|A:|| The Career Doctor responds: You’ve kind of gotten the job-searching process backwards. You shouldn’t look for a new job based on your previous experience unless you are interested in simply advancing to the next level in that career path.
If you are simply looking to advance to the next level within your current career I suggest conducting a little career research and possibly conducting a few informational interviews. Talk to your current boss or someone in the human resources department to discuss career paths. But don’t limit yourself to career paths within your own company. Use the resources of the professional organization for your career. And consider conducting information interviews — not job interviews — with people who are much farther along in their careers and use the opportunity to pick their brains about the best paths for advancement in your career.
If you are looking to make a switch from your current career please remember that previous work experience doesn’t dictate or limit your job-search potential. Just about any job-seeker can identify what we call transferable skills sometimes referred to as portable skills. Transferable skills are skills you have acquired during any activity in your life — jobs classes projects parenting hobbies sports virtually anything — that are transferable and applicable to what you want to do in your next job. Transferable skills are usually divided into five broad categories:
Take the time to analyze and develop your transferable skills. Then determine the types of skills you most enjoy using. And then research careers that utilize those skills. And again informational interviews can help you in your research.
Learn more in the Transferable Skills<./a> section of Quintessential Careers.
|Q:|| Robert writes: I haven’t worked in more than a year and I was fired from my last two jobs. I have no references.
How can I turn this mess around?
|A:|| The Career Doctor responds: You can turn your situation around by determining and solving your problem — or problems. I would guess that journalism is not the career for you but perhaps you weren’t fired for job-related reasons.
So the first question you need to ask yourself is why were you fired from your last jobs. Be brutally honest with yourself. Is it because you do not have the skills to be a journalist or because you shirked your job responsibilities — or worse?
If you truly believe you have the skills and abilities to be a journalist then you’re going to need to go about rebuilding your career. The best method for rebuilding your journalism career is probably though freelancing or working on the staff of a small newspaper or magazine’possibly even volunteering your efforts just to get your foot back in the door.
If you’ve now come to realize that journalism is just not for you then your next step is to take a long step backwards and take a long hard look at yourself — examine your interests your abilities and your transferable skills. Research careers that better suit who you are and what you like doing. Consider volunteering or temping to get rid of the long unemployment gap.

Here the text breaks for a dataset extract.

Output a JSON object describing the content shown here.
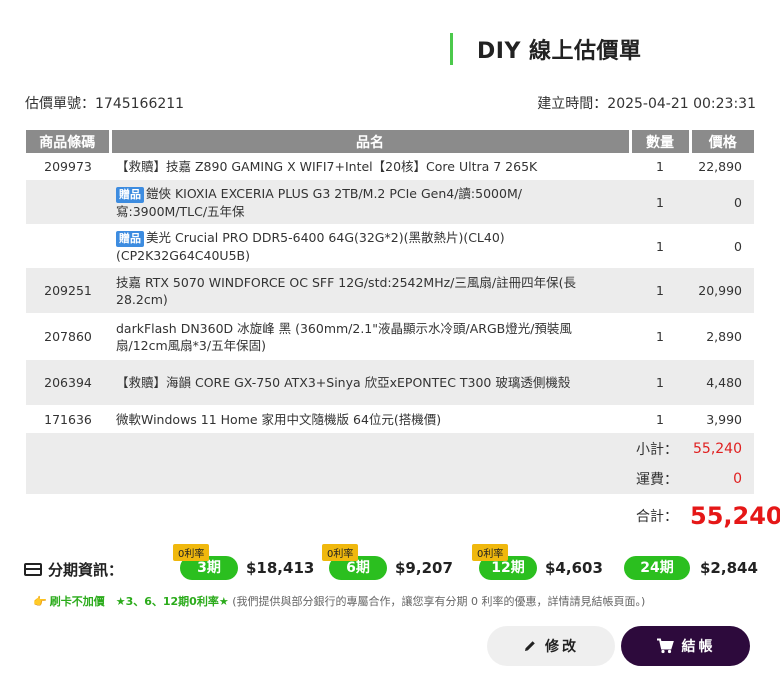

Finally you’re going to need to work on your job-search skills. Remember that job-hunting is really a marketing function. You need to package yourself — in your cover letter resume and during the job interview – as the best candidate for the position the employer has open. Everything you say and do must express how you are better than other job candidates. You must overcome the stigma of being fired – it often shines through — and focus on the positive on the future. Be prepared to have an answer about how your last jobs ended but don’t dwell on it.
Consider reading my article Getting Fired: An Opportunity for Change and Growth.
You might also consider reading this article: Ten Questions to Ask Yourself if You Still Haven’t Found a Job.